(Excerpts from an interface dataset)
+++
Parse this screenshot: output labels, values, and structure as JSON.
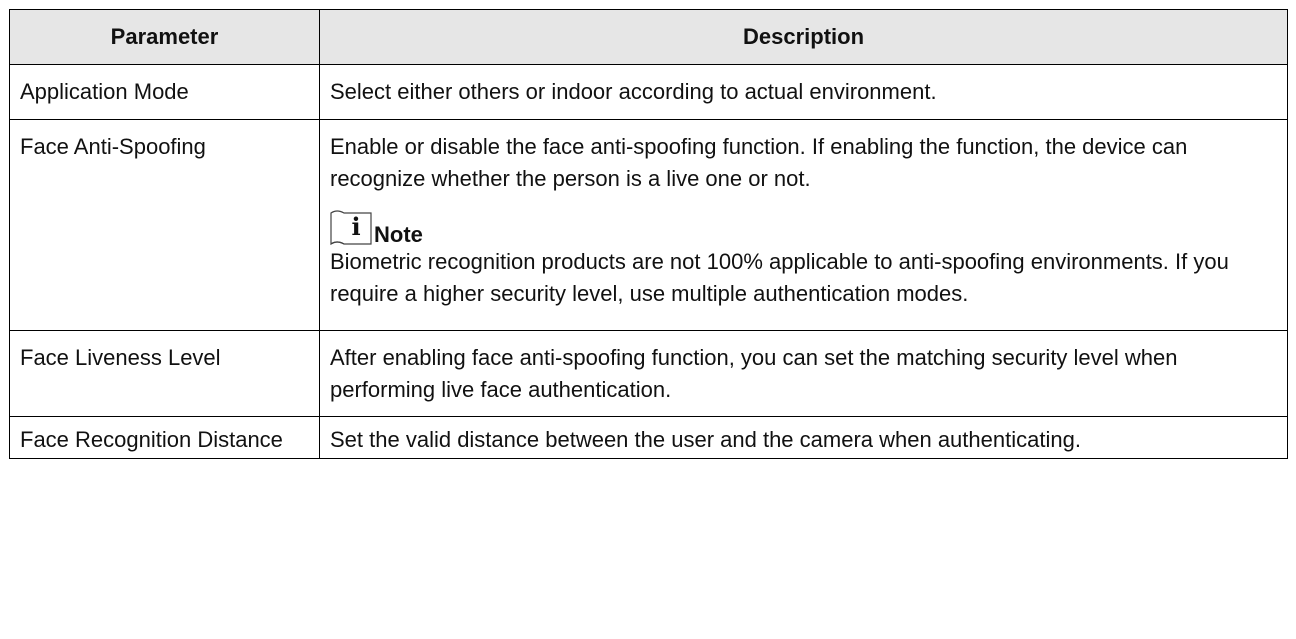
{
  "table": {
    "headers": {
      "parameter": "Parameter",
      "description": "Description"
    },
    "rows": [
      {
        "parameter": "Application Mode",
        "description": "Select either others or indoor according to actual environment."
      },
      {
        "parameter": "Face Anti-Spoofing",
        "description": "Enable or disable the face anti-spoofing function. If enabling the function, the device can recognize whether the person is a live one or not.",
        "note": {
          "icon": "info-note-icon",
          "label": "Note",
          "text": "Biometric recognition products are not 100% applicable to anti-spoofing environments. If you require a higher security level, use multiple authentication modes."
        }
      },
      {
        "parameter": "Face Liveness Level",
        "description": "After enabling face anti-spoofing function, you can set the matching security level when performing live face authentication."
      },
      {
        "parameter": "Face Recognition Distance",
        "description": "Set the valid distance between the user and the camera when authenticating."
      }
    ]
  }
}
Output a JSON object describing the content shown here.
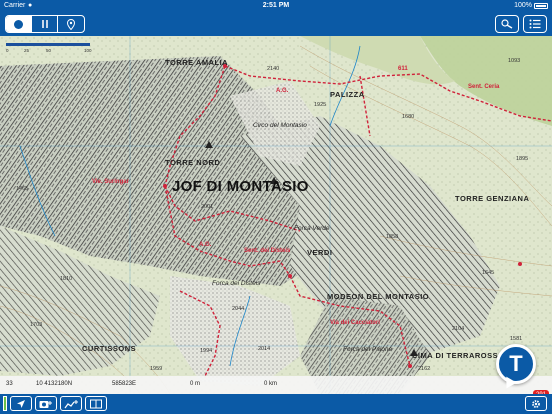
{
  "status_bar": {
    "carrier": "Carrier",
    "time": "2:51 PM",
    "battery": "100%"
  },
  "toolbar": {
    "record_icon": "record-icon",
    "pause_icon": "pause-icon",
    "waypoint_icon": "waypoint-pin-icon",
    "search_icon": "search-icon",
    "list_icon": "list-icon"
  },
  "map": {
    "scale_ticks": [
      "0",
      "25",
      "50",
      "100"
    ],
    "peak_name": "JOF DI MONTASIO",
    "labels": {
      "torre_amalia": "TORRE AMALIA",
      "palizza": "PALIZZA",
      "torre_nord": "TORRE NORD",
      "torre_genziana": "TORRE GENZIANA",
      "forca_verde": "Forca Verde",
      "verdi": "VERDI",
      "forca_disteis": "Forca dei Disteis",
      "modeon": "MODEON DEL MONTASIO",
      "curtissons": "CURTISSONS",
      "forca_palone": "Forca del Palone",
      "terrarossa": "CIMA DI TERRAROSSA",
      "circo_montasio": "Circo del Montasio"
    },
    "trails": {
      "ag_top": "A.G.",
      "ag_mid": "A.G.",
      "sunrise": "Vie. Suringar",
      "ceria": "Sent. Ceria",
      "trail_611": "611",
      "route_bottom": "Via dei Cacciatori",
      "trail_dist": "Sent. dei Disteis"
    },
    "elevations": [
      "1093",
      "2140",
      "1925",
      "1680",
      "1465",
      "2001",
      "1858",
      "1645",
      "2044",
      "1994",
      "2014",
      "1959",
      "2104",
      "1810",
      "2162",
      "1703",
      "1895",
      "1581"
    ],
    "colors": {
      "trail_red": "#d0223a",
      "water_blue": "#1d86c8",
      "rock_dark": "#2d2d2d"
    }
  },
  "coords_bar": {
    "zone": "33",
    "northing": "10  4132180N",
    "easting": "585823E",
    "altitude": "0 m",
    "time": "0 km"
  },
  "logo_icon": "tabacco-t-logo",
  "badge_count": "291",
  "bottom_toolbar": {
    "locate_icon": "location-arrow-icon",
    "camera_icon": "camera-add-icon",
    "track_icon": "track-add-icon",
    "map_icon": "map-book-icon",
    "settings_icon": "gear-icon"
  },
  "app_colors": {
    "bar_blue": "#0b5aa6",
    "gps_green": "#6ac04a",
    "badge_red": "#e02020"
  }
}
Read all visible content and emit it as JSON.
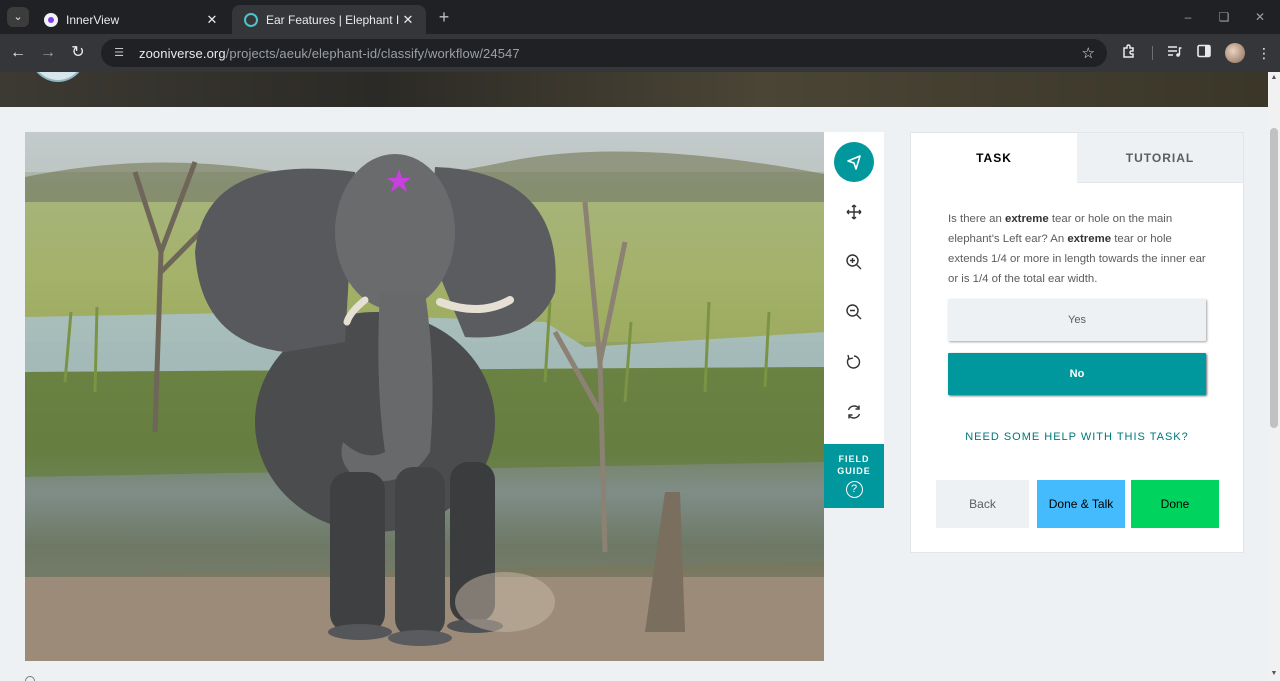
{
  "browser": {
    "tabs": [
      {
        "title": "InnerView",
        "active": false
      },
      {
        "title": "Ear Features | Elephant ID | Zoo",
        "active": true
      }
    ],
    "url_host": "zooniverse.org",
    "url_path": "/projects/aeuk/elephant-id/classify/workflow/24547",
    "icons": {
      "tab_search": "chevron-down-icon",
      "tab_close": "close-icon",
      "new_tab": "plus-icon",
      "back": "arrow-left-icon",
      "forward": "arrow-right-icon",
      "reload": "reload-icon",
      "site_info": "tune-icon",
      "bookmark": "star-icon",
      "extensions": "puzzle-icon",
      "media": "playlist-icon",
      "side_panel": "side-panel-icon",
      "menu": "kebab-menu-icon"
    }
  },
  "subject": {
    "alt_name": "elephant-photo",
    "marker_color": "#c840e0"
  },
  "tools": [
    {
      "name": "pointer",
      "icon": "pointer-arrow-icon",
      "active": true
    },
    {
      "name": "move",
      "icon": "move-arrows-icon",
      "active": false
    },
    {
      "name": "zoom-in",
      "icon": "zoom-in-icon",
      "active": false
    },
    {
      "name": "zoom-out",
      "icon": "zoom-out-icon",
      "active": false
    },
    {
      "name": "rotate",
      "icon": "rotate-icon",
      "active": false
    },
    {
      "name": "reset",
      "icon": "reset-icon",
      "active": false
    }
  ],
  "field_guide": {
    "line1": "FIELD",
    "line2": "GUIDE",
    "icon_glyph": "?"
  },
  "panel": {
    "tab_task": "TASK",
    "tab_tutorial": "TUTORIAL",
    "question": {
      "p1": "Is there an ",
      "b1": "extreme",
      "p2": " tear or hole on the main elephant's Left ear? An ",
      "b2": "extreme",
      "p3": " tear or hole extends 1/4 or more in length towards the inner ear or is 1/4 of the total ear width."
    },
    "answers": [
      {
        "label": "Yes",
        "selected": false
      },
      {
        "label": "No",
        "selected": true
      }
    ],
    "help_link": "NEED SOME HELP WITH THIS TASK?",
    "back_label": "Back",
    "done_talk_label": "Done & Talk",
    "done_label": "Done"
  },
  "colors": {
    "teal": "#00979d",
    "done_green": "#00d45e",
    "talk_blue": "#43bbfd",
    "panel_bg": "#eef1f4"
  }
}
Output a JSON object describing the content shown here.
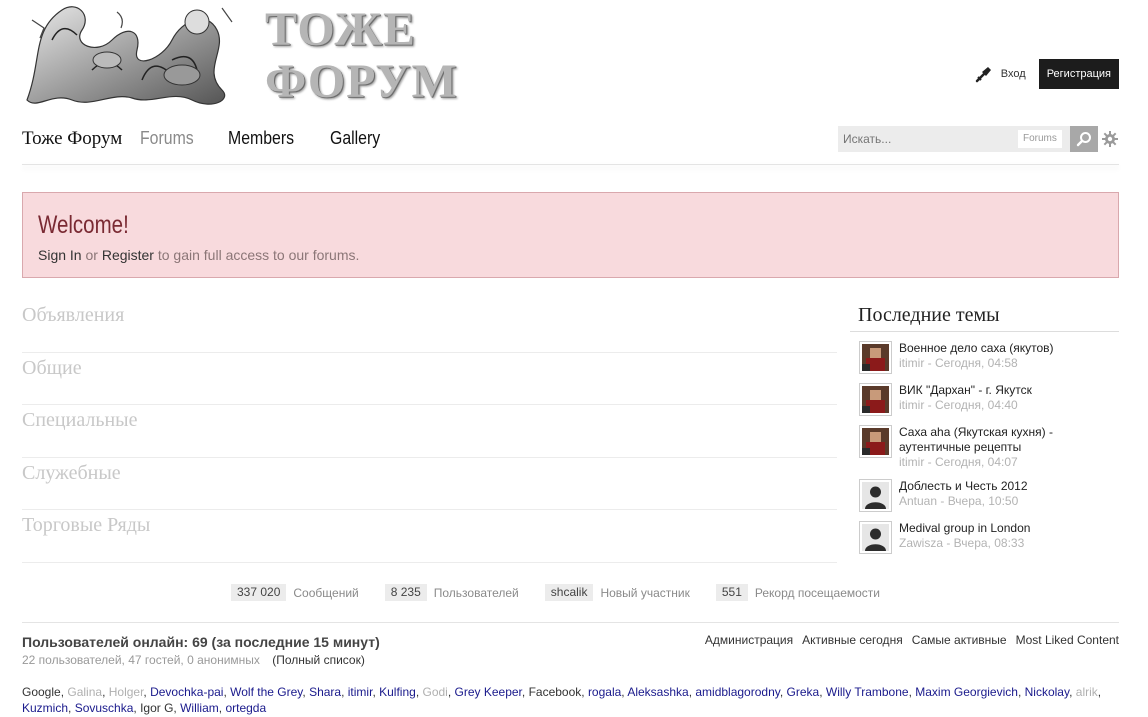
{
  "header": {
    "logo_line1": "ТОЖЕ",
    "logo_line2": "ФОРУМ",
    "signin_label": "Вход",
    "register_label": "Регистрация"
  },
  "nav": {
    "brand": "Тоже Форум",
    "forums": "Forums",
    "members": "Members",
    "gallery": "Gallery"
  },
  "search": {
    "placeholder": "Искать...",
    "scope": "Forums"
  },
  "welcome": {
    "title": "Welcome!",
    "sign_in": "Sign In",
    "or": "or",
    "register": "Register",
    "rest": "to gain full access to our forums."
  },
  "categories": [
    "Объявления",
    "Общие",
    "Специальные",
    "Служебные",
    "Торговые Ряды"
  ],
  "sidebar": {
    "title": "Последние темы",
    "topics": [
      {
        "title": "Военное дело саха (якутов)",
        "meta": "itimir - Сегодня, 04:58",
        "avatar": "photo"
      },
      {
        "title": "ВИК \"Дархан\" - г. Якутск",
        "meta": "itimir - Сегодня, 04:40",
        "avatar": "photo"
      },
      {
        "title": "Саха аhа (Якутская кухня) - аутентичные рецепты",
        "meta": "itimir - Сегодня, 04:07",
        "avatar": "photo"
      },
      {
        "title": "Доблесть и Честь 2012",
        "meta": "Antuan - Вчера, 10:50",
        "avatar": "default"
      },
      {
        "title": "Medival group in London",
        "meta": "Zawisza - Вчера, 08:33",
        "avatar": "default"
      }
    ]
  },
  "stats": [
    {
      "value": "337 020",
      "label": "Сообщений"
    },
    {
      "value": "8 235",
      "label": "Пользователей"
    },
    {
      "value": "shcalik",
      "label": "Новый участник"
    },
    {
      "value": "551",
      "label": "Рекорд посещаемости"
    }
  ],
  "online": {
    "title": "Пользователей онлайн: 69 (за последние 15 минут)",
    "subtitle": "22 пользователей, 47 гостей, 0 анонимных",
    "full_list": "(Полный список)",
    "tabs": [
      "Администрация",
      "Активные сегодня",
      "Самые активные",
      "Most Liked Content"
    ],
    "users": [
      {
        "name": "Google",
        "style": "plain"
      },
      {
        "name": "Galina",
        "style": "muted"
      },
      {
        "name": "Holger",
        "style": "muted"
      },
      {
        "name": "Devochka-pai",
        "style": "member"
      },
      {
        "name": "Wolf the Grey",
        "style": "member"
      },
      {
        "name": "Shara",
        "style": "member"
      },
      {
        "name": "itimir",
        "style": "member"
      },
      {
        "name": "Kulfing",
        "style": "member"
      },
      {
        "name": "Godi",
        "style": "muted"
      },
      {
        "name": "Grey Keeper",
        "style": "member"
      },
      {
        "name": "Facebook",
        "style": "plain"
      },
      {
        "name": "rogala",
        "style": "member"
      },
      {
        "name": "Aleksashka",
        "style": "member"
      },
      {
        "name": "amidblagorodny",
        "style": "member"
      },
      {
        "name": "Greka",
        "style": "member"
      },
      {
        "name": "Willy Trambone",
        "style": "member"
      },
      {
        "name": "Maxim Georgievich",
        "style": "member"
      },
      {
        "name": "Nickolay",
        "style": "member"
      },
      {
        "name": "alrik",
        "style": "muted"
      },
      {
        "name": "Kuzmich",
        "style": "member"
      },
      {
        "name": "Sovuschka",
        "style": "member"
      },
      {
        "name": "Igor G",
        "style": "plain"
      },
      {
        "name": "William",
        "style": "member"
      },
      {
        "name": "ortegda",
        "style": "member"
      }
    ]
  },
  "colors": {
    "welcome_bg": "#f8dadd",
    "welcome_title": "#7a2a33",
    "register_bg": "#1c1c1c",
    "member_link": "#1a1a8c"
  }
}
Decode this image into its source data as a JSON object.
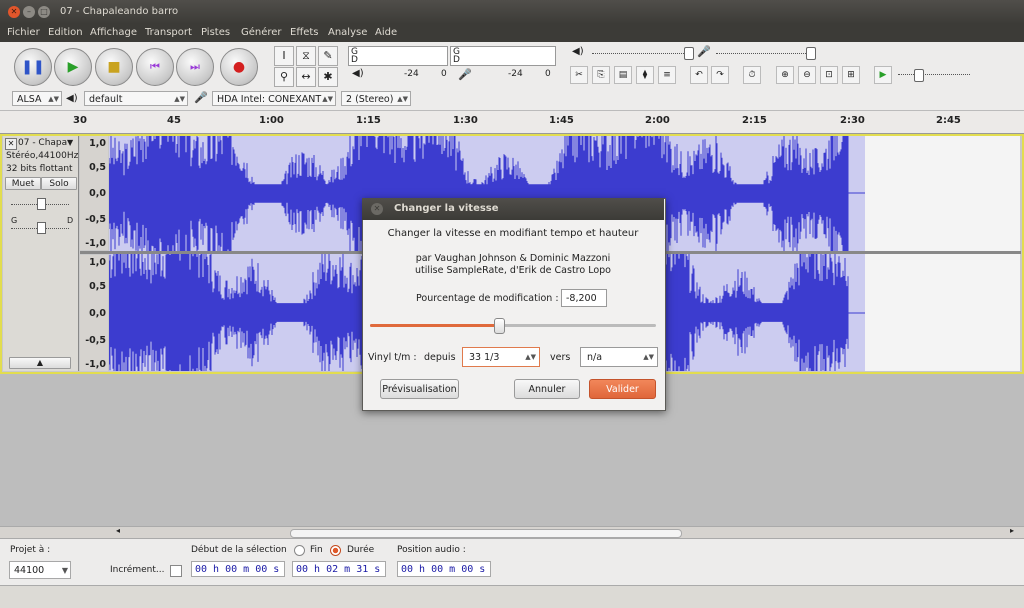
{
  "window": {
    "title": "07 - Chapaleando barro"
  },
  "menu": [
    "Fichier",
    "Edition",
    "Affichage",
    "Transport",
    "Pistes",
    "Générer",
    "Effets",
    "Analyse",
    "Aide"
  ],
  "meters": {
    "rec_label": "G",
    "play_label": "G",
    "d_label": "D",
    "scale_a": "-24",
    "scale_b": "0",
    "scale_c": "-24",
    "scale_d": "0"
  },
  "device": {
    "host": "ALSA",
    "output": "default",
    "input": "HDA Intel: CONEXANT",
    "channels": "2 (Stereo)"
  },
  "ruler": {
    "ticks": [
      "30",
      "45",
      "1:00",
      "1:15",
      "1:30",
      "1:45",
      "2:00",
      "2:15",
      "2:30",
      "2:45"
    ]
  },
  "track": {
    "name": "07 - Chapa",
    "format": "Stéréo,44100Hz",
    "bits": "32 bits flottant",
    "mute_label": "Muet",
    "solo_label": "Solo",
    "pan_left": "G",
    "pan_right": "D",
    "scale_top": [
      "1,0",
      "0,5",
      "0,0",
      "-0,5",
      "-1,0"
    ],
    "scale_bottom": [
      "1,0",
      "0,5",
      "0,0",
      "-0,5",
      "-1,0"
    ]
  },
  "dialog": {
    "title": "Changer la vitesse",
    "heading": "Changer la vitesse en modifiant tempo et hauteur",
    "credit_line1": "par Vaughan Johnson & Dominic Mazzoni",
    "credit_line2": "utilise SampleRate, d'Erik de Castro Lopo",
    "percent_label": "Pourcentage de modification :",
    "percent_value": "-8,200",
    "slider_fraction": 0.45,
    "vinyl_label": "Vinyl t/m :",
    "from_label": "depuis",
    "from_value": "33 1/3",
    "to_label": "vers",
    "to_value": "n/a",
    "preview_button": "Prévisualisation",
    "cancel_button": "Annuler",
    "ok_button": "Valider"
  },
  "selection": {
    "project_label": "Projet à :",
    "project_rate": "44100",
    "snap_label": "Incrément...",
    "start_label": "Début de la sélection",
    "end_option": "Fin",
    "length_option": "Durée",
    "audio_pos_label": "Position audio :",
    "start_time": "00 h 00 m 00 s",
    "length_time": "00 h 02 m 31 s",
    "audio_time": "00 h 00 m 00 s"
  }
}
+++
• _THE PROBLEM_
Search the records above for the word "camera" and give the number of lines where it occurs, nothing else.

• _YOUR RESPONSE_
2